(Interface dataset entries)
%%

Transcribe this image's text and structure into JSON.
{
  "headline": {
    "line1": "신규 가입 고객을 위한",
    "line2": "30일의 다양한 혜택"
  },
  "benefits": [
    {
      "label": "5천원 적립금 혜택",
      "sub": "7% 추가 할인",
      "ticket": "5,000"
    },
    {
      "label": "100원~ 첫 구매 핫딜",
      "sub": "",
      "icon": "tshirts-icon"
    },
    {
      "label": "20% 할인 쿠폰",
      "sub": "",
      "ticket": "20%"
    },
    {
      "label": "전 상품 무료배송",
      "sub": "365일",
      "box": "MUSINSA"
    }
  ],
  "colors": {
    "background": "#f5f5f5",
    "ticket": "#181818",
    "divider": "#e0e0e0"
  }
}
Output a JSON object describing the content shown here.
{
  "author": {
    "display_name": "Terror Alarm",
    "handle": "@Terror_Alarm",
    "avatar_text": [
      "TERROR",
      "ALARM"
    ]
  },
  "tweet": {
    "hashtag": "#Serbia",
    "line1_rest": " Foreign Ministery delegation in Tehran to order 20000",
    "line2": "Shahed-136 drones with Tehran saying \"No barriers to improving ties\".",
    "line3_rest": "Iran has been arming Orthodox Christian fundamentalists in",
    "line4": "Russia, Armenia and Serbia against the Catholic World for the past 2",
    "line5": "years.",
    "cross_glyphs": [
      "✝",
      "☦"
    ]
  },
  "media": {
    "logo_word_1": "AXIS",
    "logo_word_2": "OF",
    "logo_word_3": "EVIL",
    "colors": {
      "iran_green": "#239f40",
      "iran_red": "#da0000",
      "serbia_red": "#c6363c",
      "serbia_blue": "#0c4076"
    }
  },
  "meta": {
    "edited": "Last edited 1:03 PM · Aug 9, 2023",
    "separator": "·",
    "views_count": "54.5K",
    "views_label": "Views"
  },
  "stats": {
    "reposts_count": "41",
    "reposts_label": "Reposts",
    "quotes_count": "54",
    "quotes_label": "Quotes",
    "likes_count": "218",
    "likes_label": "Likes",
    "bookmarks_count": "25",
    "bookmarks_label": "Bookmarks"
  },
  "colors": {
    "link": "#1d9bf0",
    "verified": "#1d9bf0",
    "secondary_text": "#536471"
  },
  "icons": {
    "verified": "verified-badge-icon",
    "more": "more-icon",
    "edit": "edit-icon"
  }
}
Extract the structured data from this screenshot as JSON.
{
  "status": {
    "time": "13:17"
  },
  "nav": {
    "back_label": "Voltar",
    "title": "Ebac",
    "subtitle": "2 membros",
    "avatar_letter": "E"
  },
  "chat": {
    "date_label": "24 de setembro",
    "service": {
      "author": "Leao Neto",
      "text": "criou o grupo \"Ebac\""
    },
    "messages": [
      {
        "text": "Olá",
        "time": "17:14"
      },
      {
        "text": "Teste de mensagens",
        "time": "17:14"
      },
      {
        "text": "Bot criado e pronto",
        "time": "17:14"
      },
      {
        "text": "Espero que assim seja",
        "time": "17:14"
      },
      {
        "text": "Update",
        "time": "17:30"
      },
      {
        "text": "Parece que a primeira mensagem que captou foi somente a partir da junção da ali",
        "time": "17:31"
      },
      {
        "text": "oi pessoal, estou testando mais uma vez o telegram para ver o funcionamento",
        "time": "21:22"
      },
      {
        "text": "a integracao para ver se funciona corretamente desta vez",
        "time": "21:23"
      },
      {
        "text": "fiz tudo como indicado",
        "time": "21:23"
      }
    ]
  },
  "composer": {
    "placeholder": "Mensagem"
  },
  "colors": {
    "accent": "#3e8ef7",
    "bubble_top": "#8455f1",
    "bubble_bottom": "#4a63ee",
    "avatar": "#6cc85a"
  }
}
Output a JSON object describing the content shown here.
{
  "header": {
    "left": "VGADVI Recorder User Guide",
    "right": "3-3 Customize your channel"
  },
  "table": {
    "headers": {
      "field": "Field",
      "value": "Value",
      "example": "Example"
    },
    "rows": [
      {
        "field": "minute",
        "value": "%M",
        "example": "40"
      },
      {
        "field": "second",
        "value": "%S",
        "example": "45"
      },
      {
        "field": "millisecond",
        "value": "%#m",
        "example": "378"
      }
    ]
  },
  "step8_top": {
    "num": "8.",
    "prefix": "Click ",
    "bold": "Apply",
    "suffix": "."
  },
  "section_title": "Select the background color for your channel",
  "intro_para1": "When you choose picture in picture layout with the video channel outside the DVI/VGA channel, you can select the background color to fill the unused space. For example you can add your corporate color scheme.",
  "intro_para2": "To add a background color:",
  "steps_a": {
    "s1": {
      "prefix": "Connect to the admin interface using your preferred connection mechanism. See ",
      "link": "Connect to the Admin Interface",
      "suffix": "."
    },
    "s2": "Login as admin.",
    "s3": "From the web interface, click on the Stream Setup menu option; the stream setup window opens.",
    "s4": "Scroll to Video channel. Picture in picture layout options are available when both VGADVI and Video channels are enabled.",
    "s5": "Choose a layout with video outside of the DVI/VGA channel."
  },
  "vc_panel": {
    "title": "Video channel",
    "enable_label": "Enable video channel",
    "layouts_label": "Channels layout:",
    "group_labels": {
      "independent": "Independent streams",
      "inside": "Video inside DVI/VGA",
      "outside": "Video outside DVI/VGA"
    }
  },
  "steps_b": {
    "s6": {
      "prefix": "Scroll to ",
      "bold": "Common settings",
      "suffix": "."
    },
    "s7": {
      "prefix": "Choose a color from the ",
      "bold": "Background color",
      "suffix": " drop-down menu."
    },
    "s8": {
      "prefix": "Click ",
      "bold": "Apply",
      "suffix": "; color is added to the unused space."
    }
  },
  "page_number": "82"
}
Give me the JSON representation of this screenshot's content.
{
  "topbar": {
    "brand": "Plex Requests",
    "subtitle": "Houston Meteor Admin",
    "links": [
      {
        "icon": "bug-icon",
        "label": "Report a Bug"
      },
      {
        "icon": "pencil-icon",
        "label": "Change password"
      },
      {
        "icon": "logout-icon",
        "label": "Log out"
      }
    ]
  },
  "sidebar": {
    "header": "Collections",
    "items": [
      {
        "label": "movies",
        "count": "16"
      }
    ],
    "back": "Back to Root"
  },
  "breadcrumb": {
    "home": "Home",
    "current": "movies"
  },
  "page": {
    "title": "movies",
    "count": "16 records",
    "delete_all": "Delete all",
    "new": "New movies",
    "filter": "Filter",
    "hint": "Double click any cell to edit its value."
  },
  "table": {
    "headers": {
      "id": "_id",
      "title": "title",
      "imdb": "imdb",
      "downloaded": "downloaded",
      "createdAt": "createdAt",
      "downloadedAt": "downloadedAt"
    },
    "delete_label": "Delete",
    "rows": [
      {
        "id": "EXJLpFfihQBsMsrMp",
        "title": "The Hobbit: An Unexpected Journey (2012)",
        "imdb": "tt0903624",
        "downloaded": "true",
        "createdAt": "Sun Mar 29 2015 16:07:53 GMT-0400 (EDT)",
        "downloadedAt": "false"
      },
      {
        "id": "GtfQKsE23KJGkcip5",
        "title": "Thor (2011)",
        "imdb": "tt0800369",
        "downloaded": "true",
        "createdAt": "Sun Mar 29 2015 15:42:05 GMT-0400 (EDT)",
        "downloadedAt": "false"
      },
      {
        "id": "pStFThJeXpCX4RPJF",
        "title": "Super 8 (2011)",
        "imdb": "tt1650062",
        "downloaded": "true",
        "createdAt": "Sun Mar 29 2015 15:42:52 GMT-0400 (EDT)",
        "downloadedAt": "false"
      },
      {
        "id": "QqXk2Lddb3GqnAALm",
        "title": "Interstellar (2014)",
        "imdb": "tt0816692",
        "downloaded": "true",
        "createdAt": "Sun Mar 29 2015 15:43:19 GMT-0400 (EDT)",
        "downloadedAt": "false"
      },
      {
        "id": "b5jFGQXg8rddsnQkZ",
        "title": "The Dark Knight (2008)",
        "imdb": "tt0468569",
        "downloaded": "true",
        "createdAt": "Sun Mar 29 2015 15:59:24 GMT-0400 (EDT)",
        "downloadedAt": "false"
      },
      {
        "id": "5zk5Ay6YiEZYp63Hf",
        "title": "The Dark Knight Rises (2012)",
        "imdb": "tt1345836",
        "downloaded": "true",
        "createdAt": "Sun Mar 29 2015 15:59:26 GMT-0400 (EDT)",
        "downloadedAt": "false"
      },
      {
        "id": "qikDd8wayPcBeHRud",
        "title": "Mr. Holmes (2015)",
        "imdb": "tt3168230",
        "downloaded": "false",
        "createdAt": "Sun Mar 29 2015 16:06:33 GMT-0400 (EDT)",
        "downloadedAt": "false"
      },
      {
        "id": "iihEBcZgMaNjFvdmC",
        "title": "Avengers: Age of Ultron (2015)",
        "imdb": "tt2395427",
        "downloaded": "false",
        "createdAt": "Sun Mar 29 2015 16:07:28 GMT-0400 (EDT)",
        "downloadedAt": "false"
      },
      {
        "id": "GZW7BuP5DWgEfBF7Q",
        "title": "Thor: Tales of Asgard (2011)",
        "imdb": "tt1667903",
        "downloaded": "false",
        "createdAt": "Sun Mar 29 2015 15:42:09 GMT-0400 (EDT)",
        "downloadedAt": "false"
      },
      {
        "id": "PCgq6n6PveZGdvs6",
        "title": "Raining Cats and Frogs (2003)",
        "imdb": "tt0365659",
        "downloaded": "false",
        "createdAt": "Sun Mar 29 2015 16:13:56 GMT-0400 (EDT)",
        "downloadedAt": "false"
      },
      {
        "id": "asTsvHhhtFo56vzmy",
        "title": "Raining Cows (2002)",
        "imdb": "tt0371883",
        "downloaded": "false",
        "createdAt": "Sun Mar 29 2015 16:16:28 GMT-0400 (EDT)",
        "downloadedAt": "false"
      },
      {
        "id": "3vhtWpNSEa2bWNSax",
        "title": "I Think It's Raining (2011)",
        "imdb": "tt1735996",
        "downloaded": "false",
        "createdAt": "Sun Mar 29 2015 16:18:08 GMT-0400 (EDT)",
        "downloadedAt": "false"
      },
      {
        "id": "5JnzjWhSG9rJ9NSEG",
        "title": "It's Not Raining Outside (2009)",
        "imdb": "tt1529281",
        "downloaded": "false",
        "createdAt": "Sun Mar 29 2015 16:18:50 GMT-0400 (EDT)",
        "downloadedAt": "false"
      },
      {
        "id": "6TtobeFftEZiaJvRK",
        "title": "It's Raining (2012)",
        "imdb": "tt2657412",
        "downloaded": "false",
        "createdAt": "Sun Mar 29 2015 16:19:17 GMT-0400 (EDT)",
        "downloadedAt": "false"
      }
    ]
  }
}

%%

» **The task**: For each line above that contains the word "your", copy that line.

» **Output for this exercise**:
    "right": "3-3 Customize your channel"
  "section_title": "Select the background color for your channel",
  "intro_para1": "When you choose picture in picture layout with the video channel outside the DVI/VGA channel, you can select the background color to fill the unused space. For example you can add your corporate color scheme.",
      "prefix": "Connect to the admin interface using your preferred connection mechanism. See ",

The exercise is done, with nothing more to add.